• _TASK BRIEF_: Looking at the records below, say how many lines include "arrow", and add nothing else.

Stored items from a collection
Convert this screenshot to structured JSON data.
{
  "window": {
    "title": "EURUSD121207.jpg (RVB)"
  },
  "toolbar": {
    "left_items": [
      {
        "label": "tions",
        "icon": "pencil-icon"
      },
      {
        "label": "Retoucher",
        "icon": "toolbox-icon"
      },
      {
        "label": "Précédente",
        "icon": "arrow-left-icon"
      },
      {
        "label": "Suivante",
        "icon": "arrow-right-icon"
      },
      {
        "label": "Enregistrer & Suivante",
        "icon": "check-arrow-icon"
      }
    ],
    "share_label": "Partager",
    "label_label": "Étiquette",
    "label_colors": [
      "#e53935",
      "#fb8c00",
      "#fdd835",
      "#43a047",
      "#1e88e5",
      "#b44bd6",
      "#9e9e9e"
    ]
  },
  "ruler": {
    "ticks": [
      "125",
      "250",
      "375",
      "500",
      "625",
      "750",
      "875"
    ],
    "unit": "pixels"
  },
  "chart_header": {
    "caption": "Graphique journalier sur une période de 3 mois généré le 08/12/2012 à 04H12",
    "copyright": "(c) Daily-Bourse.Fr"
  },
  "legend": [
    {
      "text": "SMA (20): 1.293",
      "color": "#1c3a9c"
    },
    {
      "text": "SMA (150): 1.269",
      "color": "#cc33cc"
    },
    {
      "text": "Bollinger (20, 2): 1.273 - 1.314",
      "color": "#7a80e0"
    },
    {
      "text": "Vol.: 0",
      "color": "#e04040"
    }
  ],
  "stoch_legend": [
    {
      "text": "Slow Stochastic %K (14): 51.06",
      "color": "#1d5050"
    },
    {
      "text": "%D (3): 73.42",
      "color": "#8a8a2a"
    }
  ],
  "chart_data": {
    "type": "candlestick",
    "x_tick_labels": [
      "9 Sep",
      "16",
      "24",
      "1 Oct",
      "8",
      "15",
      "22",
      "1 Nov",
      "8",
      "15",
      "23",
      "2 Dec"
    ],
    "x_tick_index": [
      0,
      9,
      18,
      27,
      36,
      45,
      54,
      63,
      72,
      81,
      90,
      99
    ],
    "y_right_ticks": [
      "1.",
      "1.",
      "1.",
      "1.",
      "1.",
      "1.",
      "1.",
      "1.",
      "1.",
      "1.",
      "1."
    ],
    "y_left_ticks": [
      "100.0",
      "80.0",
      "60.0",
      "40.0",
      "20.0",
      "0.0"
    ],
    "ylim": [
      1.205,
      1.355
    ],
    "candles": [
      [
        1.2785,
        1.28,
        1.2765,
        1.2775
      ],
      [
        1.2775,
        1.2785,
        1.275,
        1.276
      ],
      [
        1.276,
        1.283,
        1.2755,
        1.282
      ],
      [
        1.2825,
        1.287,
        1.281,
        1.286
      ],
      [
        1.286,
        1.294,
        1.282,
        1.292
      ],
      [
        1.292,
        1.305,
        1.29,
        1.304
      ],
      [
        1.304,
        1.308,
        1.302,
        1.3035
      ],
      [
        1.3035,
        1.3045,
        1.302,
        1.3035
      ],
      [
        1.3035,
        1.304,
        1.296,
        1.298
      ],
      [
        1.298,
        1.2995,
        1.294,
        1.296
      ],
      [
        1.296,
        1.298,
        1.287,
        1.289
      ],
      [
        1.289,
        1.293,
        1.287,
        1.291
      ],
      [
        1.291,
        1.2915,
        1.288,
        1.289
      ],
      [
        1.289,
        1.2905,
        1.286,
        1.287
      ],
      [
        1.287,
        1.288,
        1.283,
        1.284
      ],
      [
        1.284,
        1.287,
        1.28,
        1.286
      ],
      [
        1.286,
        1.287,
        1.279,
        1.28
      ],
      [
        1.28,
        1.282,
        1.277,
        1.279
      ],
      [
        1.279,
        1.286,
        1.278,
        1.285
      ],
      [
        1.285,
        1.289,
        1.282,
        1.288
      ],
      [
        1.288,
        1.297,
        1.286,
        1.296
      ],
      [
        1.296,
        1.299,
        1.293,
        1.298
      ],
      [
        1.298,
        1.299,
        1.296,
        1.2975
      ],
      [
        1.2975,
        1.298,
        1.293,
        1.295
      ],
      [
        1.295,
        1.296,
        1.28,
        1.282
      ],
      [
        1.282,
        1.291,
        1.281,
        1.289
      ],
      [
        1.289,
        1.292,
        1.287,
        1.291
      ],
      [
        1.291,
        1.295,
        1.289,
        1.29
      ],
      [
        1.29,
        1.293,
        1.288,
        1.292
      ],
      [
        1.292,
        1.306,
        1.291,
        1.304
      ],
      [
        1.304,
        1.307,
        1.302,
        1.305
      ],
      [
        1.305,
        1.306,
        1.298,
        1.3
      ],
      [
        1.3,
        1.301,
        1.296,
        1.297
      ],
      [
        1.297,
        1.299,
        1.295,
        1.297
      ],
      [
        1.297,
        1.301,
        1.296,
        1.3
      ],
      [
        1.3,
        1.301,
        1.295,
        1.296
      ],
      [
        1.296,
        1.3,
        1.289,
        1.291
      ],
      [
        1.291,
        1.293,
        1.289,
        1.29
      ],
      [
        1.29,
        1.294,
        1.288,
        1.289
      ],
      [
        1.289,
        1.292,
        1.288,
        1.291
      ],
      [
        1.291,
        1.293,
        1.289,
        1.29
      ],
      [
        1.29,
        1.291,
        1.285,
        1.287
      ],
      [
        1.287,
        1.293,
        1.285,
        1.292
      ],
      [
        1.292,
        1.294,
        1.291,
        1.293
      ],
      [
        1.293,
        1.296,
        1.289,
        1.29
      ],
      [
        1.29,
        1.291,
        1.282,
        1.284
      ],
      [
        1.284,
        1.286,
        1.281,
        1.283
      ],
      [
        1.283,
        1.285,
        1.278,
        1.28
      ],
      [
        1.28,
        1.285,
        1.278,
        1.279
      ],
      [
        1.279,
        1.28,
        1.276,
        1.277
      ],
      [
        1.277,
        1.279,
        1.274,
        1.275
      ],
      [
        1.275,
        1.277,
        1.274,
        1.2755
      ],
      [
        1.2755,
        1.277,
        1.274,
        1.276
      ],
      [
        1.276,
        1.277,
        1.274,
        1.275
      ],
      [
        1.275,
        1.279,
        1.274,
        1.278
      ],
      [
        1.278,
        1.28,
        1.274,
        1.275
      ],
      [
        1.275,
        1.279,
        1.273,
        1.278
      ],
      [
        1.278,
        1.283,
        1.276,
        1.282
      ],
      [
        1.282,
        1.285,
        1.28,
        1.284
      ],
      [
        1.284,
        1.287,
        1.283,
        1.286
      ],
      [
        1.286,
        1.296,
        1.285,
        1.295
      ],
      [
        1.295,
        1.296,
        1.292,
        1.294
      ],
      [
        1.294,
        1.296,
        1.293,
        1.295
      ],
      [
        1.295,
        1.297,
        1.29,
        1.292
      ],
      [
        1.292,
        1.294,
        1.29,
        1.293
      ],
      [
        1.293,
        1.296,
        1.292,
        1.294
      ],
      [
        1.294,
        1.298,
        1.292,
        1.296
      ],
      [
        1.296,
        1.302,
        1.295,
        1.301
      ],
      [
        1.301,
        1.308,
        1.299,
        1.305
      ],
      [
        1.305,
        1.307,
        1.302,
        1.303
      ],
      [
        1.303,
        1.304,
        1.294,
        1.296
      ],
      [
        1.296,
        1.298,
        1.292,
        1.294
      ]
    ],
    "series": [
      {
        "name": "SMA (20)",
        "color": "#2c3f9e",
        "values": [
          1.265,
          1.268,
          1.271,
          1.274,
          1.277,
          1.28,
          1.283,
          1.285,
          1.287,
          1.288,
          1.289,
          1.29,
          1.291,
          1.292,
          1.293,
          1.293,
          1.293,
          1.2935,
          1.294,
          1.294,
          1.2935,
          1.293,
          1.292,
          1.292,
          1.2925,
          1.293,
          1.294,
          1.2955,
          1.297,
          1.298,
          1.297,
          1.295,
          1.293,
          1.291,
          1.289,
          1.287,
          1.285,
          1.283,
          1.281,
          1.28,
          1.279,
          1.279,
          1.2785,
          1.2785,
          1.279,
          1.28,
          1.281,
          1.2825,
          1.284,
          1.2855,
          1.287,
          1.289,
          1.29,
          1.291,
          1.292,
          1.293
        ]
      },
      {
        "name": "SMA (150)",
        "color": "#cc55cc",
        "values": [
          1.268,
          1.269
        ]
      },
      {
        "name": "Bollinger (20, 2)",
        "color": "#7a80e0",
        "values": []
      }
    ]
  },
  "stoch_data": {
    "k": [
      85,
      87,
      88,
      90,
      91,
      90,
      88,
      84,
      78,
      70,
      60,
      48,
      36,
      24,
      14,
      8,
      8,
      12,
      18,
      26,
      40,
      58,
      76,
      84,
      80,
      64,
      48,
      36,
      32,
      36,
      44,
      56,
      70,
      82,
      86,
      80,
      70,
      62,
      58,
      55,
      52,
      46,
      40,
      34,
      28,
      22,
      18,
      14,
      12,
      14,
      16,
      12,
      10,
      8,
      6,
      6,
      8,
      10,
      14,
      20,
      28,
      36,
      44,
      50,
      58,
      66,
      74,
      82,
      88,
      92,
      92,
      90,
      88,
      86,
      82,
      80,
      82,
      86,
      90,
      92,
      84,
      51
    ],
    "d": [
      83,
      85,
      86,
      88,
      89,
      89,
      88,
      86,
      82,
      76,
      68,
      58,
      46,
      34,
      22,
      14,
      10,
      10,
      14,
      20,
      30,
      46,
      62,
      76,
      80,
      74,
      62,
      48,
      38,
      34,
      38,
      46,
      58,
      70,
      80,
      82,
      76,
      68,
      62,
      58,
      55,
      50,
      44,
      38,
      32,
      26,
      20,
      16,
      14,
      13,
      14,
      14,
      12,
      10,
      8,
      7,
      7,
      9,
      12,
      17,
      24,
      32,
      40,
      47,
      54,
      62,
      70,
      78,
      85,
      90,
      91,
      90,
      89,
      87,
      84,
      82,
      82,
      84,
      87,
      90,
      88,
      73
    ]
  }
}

• _RESULT BELOW_: 3